* _Exercise_:
Exactly the lines from the one with "Enumerate this screenshot's text" to the end of the data below should be set down, and no others.

* _The records_:
....

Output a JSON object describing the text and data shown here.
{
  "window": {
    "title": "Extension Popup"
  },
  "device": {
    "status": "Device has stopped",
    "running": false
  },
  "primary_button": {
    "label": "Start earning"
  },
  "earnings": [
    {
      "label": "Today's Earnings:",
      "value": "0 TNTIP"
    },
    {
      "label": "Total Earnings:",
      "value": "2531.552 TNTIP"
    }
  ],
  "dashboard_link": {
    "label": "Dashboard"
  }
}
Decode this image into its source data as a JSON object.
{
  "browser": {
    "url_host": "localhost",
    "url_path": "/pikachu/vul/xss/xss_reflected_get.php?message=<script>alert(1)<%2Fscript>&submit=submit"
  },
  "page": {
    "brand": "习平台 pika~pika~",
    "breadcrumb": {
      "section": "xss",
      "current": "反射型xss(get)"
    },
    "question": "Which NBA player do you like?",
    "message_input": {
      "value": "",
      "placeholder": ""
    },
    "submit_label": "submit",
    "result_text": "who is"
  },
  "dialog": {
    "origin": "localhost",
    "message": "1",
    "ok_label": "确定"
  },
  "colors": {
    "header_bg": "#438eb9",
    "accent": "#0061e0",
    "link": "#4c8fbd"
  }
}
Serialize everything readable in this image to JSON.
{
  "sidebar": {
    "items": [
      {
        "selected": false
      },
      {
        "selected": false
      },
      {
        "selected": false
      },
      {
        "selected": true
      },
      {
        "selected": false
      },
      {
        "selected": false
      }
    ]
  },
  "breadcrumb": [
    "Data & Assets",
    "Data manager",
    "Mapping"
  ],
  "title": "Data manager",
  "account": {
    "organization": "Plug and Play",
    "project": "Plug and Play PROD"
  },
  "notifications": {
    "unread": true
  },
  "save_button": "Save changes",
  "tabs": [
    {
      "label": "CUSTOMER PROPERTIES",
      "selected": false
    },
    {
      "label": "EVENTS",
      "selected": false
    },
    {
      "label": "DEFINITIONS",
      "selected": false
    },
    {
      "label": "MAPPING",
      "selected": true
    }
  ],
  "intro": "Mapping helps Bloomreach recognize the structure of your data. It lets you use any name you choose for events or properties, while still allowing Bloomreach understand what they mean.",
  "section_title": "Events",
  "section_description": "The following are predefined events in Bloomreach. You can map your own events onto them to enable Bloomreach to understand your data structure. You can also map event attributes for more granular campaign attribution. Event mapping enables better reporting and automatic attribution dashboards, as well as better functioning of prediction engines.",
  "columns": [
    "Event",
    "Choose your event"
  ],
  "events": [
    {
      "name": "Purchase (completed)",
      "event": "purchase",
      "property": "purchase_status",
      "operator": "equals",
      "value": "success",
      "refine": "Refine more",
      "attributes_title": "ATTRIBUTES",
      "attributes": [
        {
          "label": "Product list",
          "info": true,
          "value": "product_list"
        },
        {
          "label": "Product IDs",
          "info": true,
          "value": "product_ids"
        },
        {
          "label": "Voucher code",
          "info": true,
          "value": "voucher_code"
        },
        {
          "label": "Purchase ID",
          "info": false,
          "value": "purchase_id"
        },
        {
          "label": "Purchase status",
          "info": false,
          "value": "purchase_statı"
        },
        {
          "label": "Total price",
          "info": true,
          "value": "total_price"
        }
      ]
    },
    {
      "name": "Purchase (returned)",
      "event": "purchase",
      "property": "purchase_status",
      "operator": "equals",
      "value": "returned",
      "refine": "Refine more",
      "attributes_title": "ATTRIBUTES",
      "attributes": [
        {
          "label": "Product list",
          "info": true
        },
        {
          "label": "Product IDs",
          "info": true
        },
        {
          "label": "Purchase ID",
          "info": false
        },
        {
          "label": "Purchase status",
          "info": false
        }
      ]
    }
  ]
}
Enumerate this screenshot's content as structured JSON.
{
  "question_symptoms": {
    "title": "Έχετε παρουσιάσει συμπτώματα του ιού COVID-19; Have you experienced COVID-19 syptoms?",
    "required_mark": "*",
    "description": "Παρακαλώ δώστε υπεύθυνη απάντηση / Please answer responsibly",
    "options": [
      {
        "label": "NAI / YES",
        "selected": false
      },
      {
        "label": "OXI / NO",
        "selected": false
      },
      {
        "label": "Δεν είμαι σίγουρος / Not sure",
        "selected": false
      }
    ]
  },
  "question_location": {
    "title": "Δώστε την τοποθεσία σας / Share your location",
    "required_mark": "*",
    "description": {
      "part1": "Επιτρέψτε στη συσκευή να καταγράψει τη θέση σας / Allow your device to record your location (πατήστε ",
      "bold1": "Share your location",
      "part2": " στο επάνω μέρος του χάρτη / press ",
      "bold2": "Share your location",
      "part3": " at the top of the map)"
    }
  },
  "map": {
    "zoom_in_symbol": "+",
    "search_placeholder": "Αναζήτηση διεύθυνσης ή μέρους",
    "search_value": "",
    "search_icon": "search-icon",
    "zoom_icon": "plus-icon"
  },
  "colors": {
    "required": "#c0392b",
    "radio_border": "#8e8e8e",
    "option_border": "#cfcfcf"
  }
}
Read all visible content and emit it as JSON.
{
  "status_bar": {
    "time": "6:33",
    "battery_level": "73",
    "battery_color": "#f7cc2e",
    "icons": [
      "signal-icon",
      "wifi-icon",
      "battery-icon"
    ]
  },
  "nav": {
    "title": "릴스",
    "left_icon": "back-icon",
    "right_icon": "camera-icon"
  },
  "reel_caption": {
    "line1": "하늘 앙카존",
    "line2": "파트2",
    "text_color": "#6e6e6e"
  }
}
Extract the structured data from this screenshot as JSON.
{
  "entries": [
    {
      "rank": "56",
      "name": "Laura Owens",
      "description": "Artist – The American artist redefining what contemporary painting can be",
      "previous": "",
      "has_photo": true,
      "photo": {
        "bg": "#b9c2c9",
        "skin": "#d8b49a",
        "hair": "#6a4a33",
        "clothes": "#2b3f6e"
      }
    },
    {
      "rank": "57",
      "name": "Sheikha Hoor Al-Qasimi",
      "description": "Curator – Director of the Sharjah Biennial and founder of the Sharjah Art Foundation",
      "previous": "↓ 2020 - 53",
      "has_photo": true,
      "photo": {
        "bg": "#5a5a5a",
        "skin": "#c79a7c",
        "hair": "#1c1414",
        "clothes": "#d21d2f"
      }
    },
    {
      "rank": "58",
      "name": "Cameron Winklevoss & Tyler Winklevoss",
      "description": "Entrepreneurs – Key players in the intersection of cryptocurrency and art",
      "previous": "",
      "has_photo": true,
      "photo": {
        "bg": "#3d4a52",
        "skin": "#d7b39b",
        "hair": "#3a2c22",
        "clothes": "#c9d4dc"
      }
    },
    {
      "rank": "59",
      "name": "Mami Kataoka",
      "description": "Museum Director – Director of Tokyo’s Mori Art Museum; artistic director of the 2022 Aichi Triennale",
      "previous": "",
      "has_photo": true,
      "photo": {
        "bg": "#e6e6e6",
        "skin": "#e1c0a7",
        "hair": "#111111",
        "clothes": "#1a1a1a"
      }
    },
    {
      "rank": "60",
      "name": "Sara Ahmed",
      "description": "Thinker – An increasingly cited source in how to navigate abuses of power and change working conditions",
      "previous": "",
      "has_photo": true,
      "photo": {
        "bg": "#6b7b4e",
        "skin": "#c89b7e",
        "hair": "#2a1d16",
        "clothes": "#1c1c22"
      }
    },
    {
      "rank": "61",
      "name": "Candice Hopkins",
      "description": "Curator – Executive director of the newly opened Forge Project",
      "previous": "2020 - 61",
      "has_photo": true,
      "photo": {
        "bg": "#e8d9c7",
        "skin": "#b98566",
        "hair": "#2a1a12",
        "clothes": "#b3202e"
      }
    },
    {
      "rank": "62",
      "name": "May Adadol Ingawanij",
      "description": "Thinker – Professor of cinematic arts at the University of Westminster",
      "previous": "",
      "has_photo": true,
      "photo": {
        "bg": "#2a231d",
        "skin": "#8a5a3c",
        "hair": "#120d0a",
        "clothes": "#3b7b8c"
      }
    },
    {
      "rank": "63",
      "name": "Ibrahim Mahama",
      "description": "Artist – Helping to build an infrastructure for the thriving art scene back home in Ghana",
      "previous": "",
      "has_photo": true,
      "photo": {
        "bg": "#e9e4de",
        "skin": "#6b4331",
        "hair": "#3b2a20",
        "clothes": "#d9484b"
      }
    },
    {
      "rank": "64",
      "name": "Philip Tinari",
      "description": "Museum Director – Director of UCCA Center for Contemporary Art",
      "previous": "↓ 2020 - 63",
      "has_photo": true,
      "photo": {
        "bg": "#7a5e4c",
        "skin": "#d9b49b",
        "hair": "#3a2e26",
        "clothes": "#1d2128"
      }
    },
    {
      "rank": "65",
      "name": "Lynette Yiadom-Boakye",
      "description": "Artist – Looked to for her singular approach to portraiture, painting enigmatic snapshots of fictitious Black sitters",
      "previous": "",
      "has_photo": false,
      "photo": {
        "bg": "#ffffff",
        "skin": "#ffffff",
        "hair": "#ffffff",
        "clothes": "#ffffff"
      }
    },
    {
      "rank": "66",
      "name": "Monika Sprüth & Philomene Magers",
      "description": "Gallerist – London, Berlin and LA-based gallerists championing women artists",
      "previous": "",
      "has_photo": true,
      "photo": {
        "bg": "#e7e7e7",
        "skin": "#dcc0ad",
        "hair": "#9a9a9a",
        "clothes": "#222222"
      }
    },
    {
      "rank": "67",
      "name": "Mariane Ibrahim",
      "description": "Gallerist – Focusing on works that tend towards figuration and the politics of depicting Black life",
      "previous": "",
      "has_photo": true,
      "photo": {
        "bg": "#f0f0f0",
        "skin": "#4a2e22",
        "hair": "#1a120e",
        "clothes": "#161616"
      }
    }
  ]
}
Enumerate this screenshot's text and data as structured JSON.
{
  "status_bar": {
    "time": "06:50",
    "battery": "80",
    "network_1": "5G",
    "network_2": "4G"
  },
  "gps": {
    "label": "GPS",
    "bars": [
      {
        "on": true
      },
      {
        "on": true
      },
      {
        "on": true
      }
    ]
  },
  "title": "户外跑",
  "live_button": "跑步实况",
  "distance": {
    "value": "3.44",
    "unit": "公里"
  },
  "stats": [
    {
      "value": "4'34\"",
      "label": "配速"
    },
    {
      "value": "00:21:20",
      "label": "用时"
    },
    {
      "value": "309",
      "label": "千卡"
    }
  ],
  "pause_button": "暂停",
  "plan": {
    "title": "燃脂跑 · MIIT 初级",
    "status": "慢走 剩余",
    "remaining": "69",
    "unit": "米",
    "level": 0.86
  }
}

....

* _Result for this task_:
Enumerate this screenshot's text and data as structured JSON.
{
  "status_bar": {
    "time": "06:50",
    "battery": "80",
    "network_1": "5G",
    "network_2": "4G"
  },
  "gps": {
    "label": "GPS",
    "bars": [
      {
        "on": true
      },
      {
        "on": true
      },
      {
        "on": true
      }
    ]
  },
  "title": "户外跑",
  "live_button": "跑步实况",
  "distance": {
    "value": "3.44",
    "unit": "公里"
  },
  "stats": [
    {
      "value": "4'34\"",
      "label": "配速"
    },
    {
      "value": "00:21:20",
      "label": "用时"
    },
    {
      "value": "309",
      "label": "千卡"
    }
  ],
  "pause_button": "暂停",
  "plan": {
    "title": "燃脂跑 · MIIT 初级",
    "status": "慢走 剩余",
    "remaining": "69",
    "unit": "米",
    "level": 0.86
  }
}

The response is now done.